The StormReady process is meant to show Emergency Managers any gaps in their disaster plan or implementation, so that when severe weather strikes, those issues have already been addressed.  Julie says her team learned a few things during this application process, specifically that some equipment they thought was functioning was not.  They brought in the new equipment they needed and made repairs as necessary to correct that problem.  They also made their emergency plans more specific to be better prepared when disaster does strike. Michael Lewis from the National Weather Service said, “The application that we received from Defiance County was one of the best applications we’ve received of the numerous that we get.”

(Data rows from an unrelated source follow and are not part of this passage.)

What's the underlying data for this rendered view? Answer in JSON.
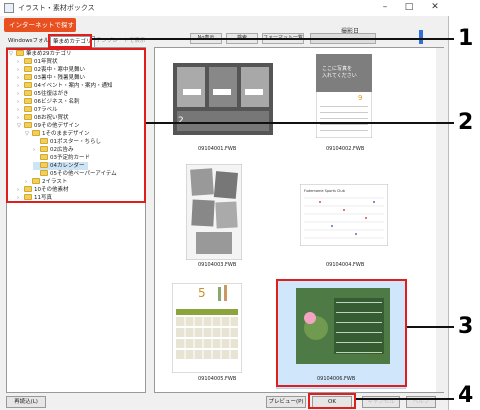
{
  "window": {
    "title": "イラスト・素材ボックス",
    "minimize": "–",
    "maximize": "□",
    "close": "✕"
  },
  "toolbar": {
    "internet_button": "インターネットで探す ▸",
    "btn1": "No表示",
    "btn2": "検索",
    "btn3": "フォーマット一覧",
    "date_label": "撮影日"
  },
  "tabs": [
    {
      "label": "Windowsフォル"
    },
    {
      "label": "筆まめカテゴリ"
    },
    {
      "label": "テンプレートで表示"
    }
  ],
  "tree": [
    {
      "label": "筆まめ29カテゴリ",
      "level": 0,
      "expander": "▽"
    },
    {
      "label": "01年賀状",
      "level": 1,
      "expander": "›"
    },
    {
      "label": "02喪中・寒中見舞い",
      "level": 1,
      "expander": "›"
    },
    {
      "label": "03暑中・残暑見舞い",
      "level": 1,
      "expander": "›"
    },
    {
      "label": "04イベント・案内・案内・通知",
      "level": 1,
      "expander": "›"
    },
    {
      "label": "05往復はがき",
      "level": 1,
      "expander": "›"
    },
    {
      "label": "06ビジネス・名刺",
      "level": 1,
      "expander": "›"
    },
    {
      "label": "07ラベル",
      "level": 1,
      "expander": "›"
    },
    {
      "label": "08お祝い賀状",
      "level": 1,
      "expander": "›"
    },
    {
      "label": "09その他デザイン",
      "level": 1,
      "expander": "▽"
    },
    {
      "label": "1そのままデザイン",
      "level": 2,
      "expander": "▽"
    },
    {
      "label": "01ポスター・ちらし",
      "level": 3,
      "expander": ""
    },
    {
      "label": "02広告み",
      "level": 3,
      "expander": "›"
    },
    {
      "label": "03予定約カード",
      "level": 3,
      "expander": ""
    },
    {
      "label": "04カレンダー",
      "level": 3,
      "expander": "",
      "selected": true
    },
    {
      "label": "05その他ペーパーアイテム",
      "level": 3,
      "expander": ""
    },
    {
      "label": "2イラスト",
      "level": 2,
      "expander": "›"
    },
    {
      "label": "10その他素材",
      "level": 1,
      "expander": "›"
    },
    {
      "label": "11写真",
      "level": 1,
      "expander": "›"
    }
  ],
  "thumbnails": [
    {
      "filename": "09104001.FWB"
    },
    {
      "filename": "09104002.FWB"
    },
    {
      "filename": "09104003.FWB"
    },
    {
      "filename": "09104004.FWB"
    },
    {
      "filename": "09104005.FWB"
    },
    {
      "filename": "09104006.FWB",
      "selected": true
    }
  ],
  "thumb_text": {
    "t2_line1": "ここに写真を",
    "t2_line2": "入れてください",
    "t2_month": "9",
    "t4_title": "Fudemame Sports Club",
    "t5_month": "5",
    "t1_month": "2"
  },
  "bottom": {
    "reload": "再読込(L)",
    "preview": "プレビュー(P)",
    "ok": "OK",
    "cancel": "キャンセル",
    "help": "ヘルプ"
  },
  "callouts": [
    {
      "number": "1"
    },
    {
      "number": "2"
    },
    {
      "number": "3"
    },
    {
      "number": "4"
    }
  ],
  "colors": {
    "accent_orange": "#e8501f",
    "highlight_red": "#e01e1e",
    "selection_blue": "#cfe6fb",
    "folder_yellow": "#f2cf5b"
  }
}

Next year the National Weather Service office in Syracuse, IN, hopes to recognize four or five counties as StormReady, one of which will hopefully be Allen County.  Allen County officials have submitted their application and are working through the process of making sure all elements are up to par.  Lewis, who is the Warning Coordination Meteorologist from the National Weather Service office in northern Indiana, says it takes larger counties longer to go through the process.  Counties that have a higher population must be held to the same strict standards as smaller counties, but their initiatives, trainings, and strategies are on a much larger scale.  It takes time to carefully analyze all aspects of this application.

To be considered for the StormReady certification, a county must:

  • maintain a 24-hour warning point and emergency operations center, like a 9-1-1 dispatch center
  • have more than one way to receive National Weather Service warnings and alert the public to those
  • be able to monitor local weather and flood conditions
  • conduct community preparedness programs
  • ensure hazardous weather and flooding are addressed in formal emergency management plans, which includes holding Skywarn weather spotter training and emergency management exercises.

To see if your county or business is StormReady or to get more information about the program, go to the NWS StormReady website here.